── Data for analysis ──

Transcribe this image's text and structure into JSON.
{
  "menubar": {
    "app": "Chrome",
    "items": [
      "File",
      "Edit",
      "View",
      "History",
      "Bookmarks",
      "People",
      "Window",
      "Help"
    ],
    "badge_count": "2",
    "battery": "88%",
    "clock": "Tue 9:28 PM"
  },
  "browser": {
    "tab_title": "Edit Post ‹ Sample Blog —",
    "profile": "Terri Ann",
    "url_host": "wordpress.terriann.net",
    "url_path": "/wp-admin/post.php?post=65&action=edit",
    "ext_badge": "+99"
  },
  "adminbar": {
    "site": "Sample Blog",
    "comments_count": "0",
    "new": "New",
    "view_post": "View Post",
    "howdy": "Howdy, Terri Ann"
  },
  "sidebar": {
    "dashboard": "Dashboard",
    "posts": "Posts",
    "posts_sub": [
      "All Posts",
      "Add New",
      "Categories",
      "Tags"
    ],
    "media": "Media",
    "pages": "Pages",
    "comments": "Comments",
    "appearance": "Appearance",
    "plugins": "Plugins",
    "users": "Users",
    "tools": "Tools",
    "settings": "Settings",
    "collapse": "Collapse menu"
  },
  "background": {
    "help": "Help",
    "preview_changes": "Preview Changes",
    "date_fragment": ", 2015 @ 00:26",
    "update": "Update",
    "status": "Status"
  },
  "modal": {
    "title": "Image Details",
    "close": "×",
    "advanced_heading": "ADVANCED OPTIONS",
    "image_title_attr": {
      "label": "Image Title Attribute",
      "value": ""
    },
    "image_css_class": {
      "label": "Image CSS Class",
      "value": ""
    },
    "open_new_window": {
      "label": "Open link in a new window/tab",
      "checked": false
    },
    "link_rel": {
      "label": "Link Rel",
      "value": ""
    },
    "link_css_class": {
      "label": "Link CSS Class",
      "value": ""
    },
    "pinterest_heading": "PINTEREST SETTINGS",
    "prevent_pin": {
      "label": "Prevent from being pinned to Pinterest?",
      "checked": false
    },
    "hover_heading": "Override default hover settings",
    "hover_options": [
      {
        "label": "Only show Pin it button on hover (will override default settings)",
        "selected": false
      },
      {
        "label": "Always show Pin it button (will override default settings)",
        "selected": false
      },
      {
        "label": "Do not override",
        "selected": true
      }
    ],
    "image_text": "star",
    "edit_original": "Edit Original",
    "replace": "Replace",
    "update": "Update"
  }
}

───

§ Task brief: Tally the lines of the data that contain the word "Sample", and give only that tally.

§ Task answer: 2